It seems that collaborative nature of acquiring and producing knowledge in science and technology disciplines has to transfer to “more traditional” disciplines.  If the Author stands for the authority, and knowledge creating is an evolving process that incorporates knowledge developed by others, how can we really say that only one person is the authority on a subject?  Is it possible that the Author died a long time ago, but no one really noticed?

3 responses to “Is the death of the Author overdue?

  1. The author might have died during the epoch of modernism… but the authority is still alive and kicking. That authority is the university press and by extension the tenure review committee. As Dr. Fitzpatrick discussed in class, it is only after you have been vetted by a prestigious press and have the literal stamp of approval that you can safely seek to enter the tenure clubhouse.
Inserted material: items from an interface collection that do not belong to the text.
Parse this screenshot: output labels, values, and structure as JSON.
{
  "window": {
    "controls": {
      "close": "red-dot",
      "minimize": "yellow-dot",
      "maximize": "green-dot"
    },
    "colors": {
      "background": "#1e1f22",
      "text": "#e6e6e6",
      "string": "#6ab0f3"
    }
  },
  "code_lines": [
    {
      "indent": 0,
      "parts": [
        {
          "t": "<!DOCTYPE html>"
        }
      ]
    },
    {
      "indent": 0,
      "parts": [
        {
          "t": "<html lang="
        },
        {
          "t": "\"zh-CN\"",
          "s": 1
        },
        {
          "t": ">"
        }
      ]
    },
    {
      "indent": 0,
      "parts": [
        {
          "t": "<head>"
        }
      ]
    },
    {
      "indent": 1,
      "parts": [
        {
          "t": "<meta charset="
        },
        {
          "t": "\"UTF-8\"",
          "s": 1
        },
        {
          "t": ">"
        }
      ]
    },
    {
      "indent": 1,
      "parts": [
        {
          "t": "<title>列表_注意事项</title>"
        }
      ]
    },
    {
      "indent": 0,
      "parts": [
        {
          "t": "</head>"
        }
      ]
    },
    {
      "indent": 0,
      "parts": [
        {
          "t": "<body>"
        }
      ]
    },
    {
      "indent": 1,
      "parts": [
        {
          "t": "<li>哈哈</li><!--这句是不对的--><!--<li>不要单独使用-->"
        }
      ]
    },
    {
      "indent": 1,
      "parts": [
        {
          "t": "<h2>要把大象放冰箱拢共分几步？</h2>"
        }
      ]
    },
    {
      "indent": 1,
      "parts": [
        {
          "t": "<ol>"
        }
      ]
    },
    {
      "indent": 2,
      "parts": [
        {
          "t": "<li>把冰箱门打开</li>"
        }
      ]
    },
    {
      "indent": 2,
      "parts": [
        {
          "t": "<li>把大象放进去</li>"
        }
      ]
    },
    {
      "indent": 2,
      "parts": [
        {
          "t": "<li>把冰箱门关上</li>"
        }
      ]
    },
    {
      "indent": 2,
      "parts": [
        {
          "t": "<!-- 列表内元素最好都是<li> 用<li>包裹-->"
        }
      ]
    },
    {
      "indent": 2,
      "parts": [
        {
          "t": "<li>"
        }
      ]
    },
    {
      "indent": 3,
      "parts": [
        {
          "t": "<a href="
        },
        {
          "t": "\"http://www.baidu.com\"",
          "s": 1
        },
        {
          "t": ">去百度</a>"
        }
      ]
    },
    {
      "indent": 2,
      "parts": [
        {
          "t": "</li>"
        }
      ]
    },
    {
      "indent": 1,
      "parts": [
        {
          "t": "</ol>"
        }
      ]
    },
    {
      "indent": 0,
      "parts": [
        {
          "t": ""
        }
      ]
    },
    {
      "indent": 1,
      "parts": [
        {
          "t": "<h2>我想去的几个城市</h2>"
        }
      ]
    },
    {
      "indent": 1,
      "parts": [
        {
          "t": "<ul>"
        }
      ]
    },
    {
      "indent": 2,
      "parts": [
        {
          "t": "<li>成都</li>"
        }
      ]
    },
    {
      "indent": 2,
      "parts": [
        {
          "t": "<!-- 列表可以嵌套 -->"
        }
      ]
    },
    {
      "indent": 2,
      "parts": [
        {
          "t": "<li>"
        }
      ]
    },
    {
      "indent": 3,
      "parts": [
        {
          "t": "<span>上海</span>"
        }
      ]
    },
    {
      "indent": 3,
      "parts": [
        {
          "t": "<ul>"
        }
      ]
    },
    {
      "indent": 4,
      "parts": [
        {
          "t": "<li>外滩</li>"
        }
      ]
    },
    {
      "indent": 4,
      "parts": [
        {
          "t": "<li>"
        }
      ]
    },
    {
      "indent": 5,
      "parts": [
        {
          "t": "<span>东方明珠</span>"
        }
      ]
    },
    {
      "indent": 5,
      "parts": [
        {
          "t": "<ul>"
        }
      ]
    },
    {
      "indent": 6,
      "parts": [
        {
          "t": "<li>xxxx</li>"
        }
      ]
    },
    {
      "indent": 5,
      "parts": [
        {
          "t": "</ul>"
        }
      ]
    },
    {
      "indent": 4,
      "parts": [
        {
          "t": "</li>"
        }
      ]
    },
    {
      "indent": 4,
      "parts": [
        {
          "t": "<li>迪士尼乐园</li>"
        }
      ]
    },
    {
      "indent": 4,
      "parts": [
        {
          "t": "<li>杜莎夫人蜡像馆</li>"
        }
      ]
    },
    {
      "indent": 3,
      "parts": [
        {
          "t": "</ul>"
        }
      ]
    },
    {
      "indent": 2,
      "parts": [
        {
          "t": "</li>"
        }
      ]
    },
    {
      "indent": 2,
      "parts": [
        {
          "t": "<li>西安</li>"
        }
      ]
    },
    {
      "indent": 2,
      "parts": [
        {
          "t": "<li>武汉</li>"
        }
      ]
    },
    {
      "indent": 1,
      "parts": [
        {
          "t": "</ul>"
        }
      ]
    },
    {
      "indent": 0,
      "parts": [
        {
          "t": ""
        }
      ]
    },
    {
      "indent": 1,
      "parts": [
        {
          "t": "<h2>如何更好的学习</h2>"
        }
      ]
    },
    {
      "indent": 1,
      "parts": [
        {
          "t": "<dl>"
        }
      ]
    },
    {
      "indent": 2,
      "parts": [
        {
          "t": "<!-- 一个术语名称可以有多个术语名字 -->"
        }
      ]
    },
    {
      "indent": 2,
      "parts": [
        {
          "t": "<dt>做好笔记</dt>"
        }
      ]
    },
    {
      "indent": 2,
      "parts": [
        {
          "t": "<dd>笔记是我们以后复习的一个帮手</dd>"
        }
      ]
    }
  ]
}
  2. mattzitterman

    +1 for the above comment. With the Internet providing an unlimited forum for the expression of ideas, and the emphasis on information convergence in the 21st century, it becomes difficult to equate author with authority. You run into issues of who owns the original idea, and where the line between authority and author exists now that authoring work is so easy to do.

    The real authority comes from University tenure and backing. In a way, authority is becoming less about the published work and more about perception of your academic peers (and therefore institutional backing).

  3. We are watching now that digital media is changing the culture of authorship too. The expression, “networked book” represents how collaborative nature of publishing is common in these days. We can easily be author or co-author in internet through blogs and online communities. In my opinion, this collaborative nature of publishing will be increased since technology will support this collaboration more and the contents of publishing will include more interdisciplinary work than now.